Copy the data exactly as it appears, and do not include any pictures.

(Data records for software interfaces)
┄┄┄┄┄┄
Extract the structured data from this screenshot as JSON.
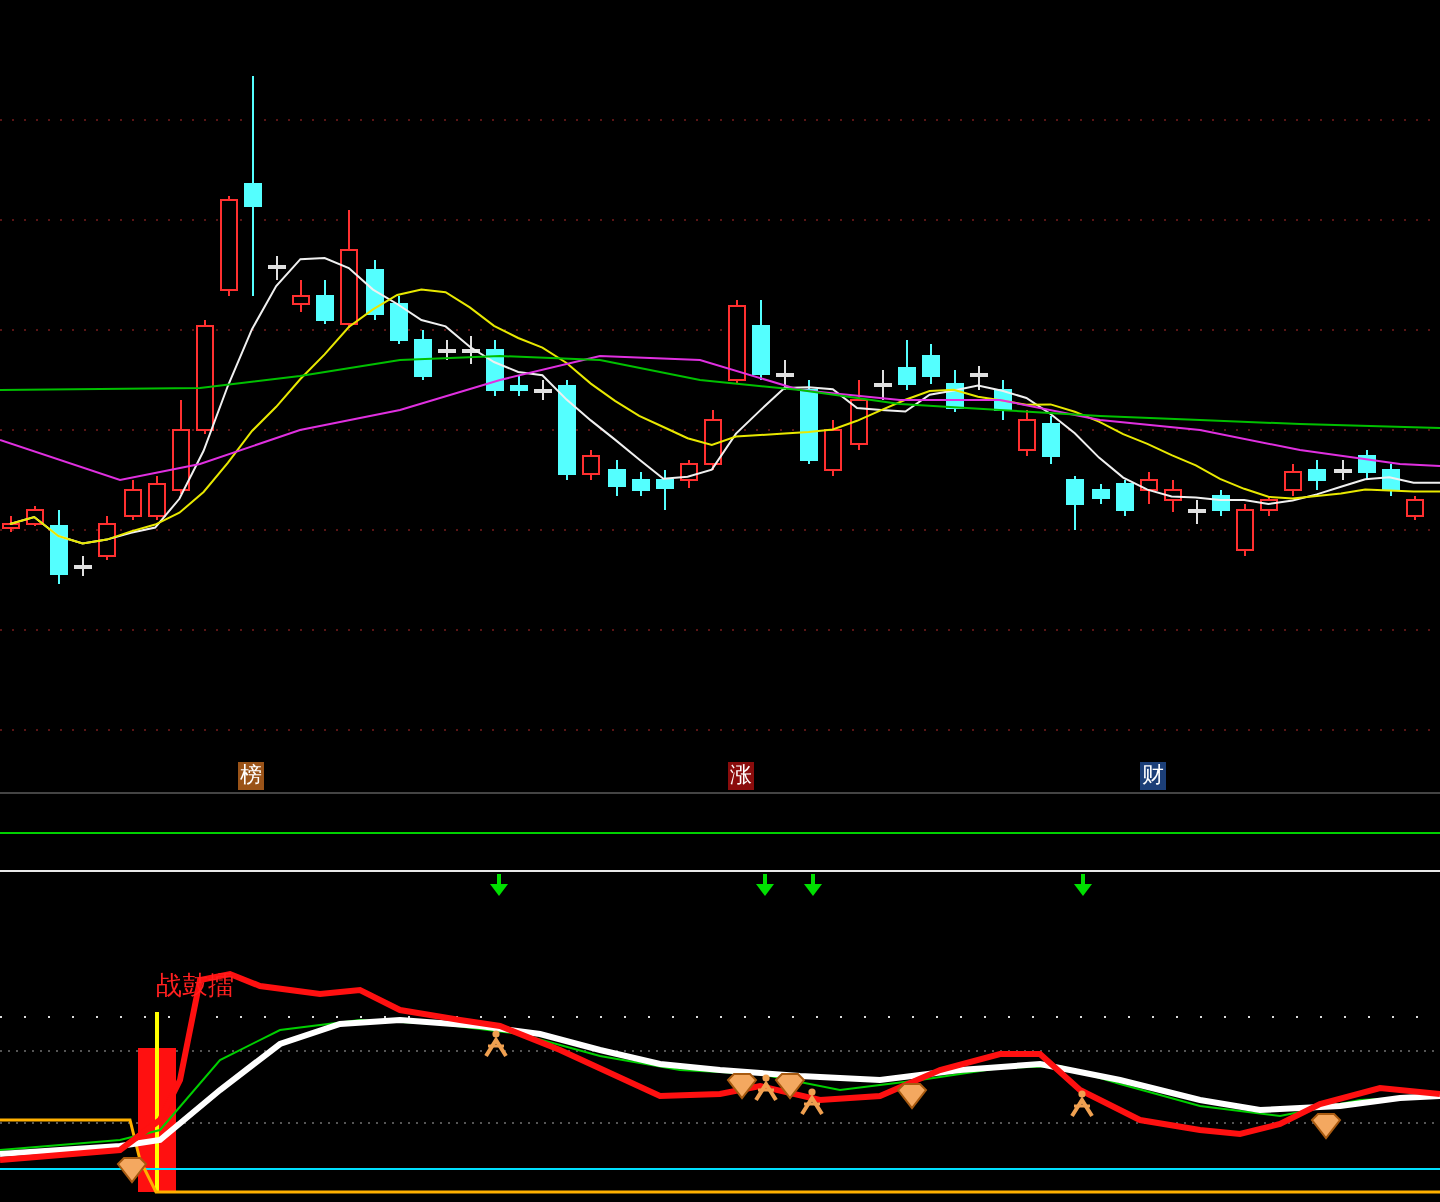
{
  "signal_badges": [
    {
      "label": "榜",
      "color": "#9a5318"
    },
    {
      "label": "涨",
      "color": "#8a0c0c"
    },
    {
      "label": "财",
      "color": "#1c3f78"
    }
  ],
  "indicator": {
    "label": "战鼓擂"
  }
}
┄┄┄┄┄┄
◆ RESULT FOR THIS TASK:
Extract the structured data from this screenshot as JSON.
{
  "signal_badges": [
    {
      "label": "榜",
      "color": "#9a5318"
    },
    {
      "label": "涨",
      "color": "#8a0c0c"
    },
    {
      "label": "财",
      "color": "#1c3f78"
    }
  ],
  "indicator": {
    "label": "战鼓擂"
  }
}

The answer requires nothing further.